At first Peterson’s injuries appeared to be survivable, but the severe trauma to his legs caused blood clots to form in his circulatory system. He died the next morning. Needless to say, this tragedy doused much of Andretti’s immediate enjoyment of his triumph. With the passage of time, however, Monza 1978, though it is certainly remembered as a dark day in Grand Prix history, is now equally well remembered as the day that Mario Andretti became only the second American to capture the World Driving Championship.
Some may argue that Andretti rode the phenomenal 79 to his championship. But it should be remembered that the 79, like most of Chapman’s cars, existed just this side of the line dividing the unconquerable from the undrivable. Merely setting up a Lotus was often enough to drive strong men to distraction. Andretti joined Moss, Clark, Graham Hill, Rindt, Fittipaldi and Peterson in the select group possessing sufficient skill to bring schizophrenic Lotus machinery to near its full potential.

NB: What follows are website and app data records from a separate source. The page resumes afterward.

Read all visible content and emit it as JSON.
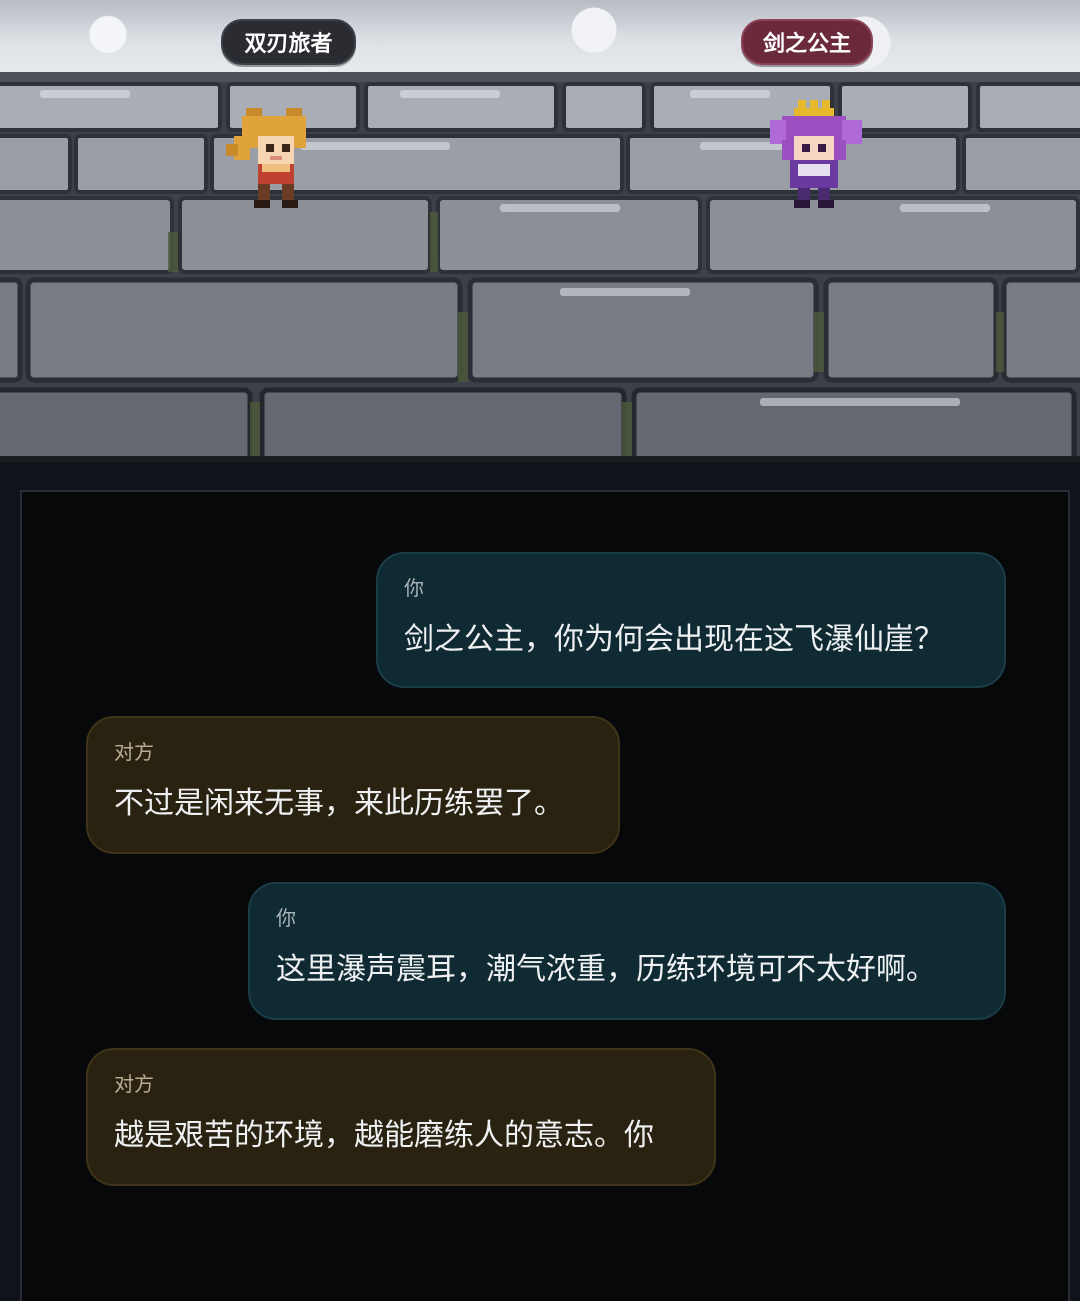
{
  "scene": {
    "player_name": "双刃旅者",
    "npc_name": "剑之公主",
    "colors": {
      "player_tag": "#2a2c32",
      "npc_tag": "#6b2a3c",
      "stone": "#8a8e97",
      "moss": "#4c5a3a"
    }
  },
  "dialogue": [
    {
      "speaker": "你",
      "side": "you",
      "text": "剑之公主，你为何会出现在这飞瀑仙崖？"
    },
    {
      "speaker": "对方",
      "side": "other",
      "text": "不过是闲来无事，来此历练罢了。"
    },
    {
      "speaker": "你",
      "side": "you",
      "text": "这里瀑声震耳，潮气浓重，历练环境可不太好啊。"
    },
    {
      "speaker": "对方",
      "side": "other",
      "text": "越是艰苦的环境，越能磨练人的意志。你"
    }
  ],
  "colors": {
    "bubble_you_bg": "#0f2a33",
    "bubble_other_bg": "#2a2210",
    "panel_bg": "#07080a"
  }
}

Andretti had won his last F1 race. He competed for 4 more seasons, 2 with Lotus, 1 with Alfa Romeo, and 3 races in 1982 with Williams and, once again, Ferrari. At Monza that year, his next to last F1 race, he very authoritatively put his Ferrari on the pole to the delight of the tifosi, amongst who’s ranks he had once been numbered. Typical Andretti – going out with class.
At 42 Andretti was a little long in the tooth for an F1 driver, but his racing career was far from over. For more than a decade he continued to threaten a second victory at Indy. He had the privilege of going wheel-to-wheel with his son, Michael, in Indy cars. In 1992 at the age of 52 he captured a 230 mph pole at Michigan International Speedway. Driving high performance race cars is a severe physical and psychological challenge. Just going at very high speed inflicts extreme stress on a driver’s body. Many wondered how long Andretti would continue, or, for that matter, how he had continued for so long.
Andretti’s Italian-American drawl and legendary coolness behind the wheel hid a fierce competitive spirit. It is possible that no other driver in the history of motor racing has had as much success while simultaneously having to put out as much effort for that success. Andretti’s physical and mental makeup were perfectly suited, as perhaps no other driver’s has been, to the demands of racing. Through all those years and all those trials Andretti was never petulant, juvenile or devious, which is a great deal more than can be said for a lot of other top rank drivers in the Grand Prix pressure cooker. Sure he could lose his temper on occasion. Making your living at 170 mph will cause that. But his behavior was invariably a credit to his profession.
Despite a career that touched 5 decades, Andretti did not, at the end, fade away into obscurity. He would never have tolerated that. He was still winning in his 50’s. At Phoenix in 1993, the year of his son’s abortive try at F1, he took his last Indy car victory. As this is written it is not at all certain that at some time he won’t turn up again at, say, Le Mans to give his competitive instincts a little more exercise. But, of course, only if he has a chance to win. We might see Mario Andretti at the wheel of a race car in his 90’s.